"I was shocked. I remain shocked," Volland said. Quoting one of the victims, he later added, "When someone in a position like his preys on women, it erodes our faith in the entire legal system."
Rollins, 44, was accused in 2009 of forcing six women to perform sex acts or sexually touching them while he was on duty in 2008 and 2009.
Last year, a jury convicted him of sexually assaulting five of the six victims. He was also found guilty of official misconduct and illegal use of a computer. Rollins' sentencing was rescheduled several times, due in large part to Judge Volland's own medical issues, Volland said.
The sentencing stretched through Friday afternoon. At one point, a psychiatrist, Dr. Aron Wolf, testified on Rollins' behalf and said the former officer was a sex addict who gave in to his compulsions.
Statements from the victims were also read in court. Their words included mentions of lasting psychological damage and a distrust of police.
"We have to, as a society, be able to trust the police," one wrote. "We shouldn't have to be protected from them."
"I have such a huge uneasiness that I fear for my life even though this person is in jail," wrote another.
One of the victims wore dark sunglasses in court. Another leaned on her sister's shoulder. A third cried when her name was mentioned. As a policy, the Daily News does not identify victims of sexual assault.
A father of one of the victims -- the first woman to level sexual assault allegations against the then-veteran officer -- also spoke to the court.
"These were calculated patterns of actions he carried out with multiple women. Anthony Rollins finally picked the wrong girl," the man said. "He's a serial rapist, plain and simple ... The police department dropped the ball on numerous occasions and could've prevented this from happening to my daughter."
He was referring to internal police reports, included in lawsuits against the city, the police department and Rollins, that showed the department investigated Rollins for having sex on the job but did not fire him.

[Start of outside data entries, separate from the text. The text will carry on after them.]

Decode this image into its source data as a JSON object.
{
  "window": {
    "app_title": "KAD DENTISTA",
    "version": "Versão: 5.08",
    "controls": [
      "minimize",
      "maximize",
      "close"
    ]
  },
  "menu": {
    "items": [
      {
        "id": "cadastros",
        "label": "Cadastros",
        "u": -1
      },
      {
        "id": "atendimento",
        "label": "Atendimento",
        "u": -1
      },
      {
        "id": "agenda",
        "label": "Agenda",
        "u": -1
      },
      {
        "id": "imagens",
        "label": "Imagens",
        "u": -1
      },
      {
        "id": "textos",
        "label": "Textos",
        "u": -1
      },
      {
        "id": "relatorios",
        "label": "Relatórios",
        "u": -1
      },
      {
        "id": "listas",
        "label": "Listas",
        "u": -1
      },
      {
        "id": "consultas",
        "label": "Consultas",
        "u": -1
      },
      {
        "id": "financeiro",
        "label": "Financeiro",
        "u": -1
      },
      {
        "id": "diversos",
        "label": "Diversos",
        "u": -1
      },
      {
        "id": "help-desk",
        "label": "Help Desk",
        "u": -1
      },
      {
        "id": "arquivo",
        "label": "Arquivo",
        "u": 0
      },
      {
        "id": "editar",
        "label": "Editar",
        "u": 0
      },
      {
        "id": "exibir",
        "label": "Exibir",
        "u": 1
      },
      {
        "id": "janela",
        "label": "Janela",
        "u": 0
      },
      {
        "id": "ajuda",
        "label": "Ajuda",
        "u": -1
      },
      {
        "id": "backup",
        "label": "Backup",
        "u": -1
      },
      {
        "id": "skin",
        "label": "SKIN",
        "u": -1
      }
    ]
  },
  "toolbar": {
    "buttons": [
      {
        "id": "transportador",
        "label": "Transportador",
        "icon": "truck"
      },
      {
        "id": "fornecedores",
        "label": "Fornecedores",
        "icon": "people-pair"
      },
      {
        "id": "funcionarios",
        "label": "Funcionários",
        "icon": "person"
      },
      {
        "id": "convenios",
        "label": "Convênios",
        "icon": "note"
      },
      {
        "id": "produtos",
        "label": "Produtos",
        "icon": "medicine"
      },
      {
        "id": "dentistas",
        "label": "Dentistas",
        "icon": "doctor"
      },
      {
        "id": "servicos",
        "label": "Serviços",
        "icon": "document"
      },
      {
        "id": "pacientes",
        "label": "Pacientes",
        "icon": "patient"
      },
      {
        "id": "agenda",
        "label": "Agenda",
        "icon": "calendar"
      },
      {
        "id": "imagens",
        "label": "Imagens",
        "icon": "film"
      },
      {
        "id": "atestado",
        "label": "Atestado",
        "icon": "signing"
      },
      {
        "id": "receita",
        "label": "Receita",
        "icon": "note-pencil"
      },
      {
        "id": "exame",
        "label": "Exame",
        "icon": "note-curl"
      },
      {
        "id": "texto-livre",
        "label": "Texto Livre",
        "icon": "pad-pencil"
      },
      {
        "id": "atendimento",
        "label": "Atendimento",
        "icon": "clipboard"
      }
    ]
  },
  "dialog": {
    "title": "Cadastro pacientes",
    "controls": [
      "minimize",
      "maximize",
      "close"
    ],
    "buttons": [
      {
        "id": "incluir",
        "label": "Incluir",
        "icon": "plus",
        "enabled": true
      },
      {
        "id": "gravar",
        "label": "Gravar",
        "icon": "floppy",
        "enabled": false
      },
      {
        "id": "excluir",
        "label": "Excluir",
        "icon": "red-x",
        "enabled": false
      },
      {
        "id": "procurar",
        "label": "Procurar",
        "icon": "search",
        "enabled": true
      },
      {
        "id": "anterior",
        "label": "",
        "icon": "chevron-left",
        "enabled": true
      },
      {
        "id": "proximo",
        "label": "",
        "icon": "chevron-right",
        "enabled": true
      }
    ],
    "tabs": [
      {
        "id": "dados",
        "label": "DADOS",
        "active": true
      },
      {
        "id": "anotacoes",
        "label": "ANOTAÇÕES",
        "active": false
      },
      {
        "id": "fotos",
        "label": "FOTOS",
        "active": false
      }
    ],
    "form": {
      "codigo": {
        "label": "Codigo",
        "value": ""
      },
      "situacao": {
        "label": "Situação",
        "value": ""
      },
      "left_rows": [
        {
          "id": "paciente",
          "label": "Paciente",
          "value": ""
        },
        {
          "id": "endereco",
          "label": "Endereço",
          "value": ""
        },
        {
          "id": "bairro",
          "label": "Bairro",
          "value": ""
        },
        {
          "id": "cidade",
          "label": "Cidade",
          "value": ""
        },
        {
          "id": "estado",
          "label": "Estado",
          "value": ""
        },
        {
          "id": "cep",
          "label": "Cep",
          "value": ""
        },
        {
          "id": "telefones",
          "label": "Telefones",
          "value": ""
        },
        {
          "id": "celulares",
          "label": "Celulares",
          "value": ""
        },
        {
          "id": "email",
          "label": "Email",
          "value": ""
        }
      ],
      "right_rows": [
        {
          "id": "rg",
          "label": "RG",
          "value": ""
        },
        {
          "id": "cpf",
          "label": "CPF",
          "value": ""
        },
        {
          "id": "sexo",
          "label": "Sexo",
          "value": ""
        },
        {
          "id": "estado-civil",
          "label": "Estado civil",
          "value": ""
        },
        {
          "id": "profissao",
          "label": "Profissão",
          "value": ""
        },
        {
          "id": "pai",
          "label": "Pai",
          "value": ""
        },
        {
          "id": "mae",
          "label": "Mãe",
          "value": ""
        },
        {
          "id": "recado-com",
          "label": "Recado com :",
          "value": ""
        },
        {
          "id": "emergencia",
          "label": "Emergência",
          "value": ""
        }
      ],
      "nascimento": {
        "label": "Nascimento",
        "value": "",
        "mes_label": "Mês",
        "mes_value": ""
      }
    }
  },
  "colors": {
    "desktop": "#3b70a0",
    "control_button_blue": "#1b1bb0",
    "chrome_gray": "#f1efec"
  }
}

After the hearing, the victim's father said he was happy with the lengthy sentence Rollins received.
"He's going to die in prison, which is dandy," he said.
Earlier, Police Chief Mark Mew also addressed the court and Rollins.
"You damaged the essential relationship of trust between our department and the public," Mew said to Rollins.
"I fear the damage here will never go away," Mew said. "Let's remember Rollins exercised free will and was in full control of his actions."
"Some people will try to shift as much blame as possible from Rollins to the police department, because that's where the money is," Mew said.
"No one can tolerate a liar. And that is the worst part of this mess, for us, as we strive every day to do a great job for our community, our neighbors and each other, Mew said. "Anthony Rollins, you may be going away. But the rest of us are stuck in the wreckage you have left in your wake."
Mew's comment about shifting blame was self-serving, the victim's father said later. It was also an act of intimidation directed toward the women, said an attorney for most of the victims, Christine Schleuss.
The police department could've prevented the rapes, and the lawsuits are seeking answers and solutions, Schleuss said.
"That's not a shift of blame. That's where the blame belongs," she said.
Rollins read a statement to the judge and asked for the minimum sentence. In it, he briefly apologized to his victims and to his wife, who is also a police officer.
"I've sinned against God and my wife, both of whom I've asked for forgiveness," Rollins said. Most of Rollins' statement was about his accomplishments as a police officer.
At one point, Rollins mentioned a past award he'd received from a sexual assault prevention organization, Standing Together Against Rape.
"My care and compassion for victims of sexual assault has not changed as a result of the trial," he said.
Later, Judge Volland said he shook his head in disbelief when he heard that part of the statement.
"What I heard did not advance his prospects of rehabilitation, in my mind," Volland said. "This is not about infidelity or poor judgment. This is about sexual assault using his authority as a police officer."
Even with the possibility of parole, Rollins will be well into his 90s before he's released from prison, Volland said. That is, if Rollins lives that long, the judge noted.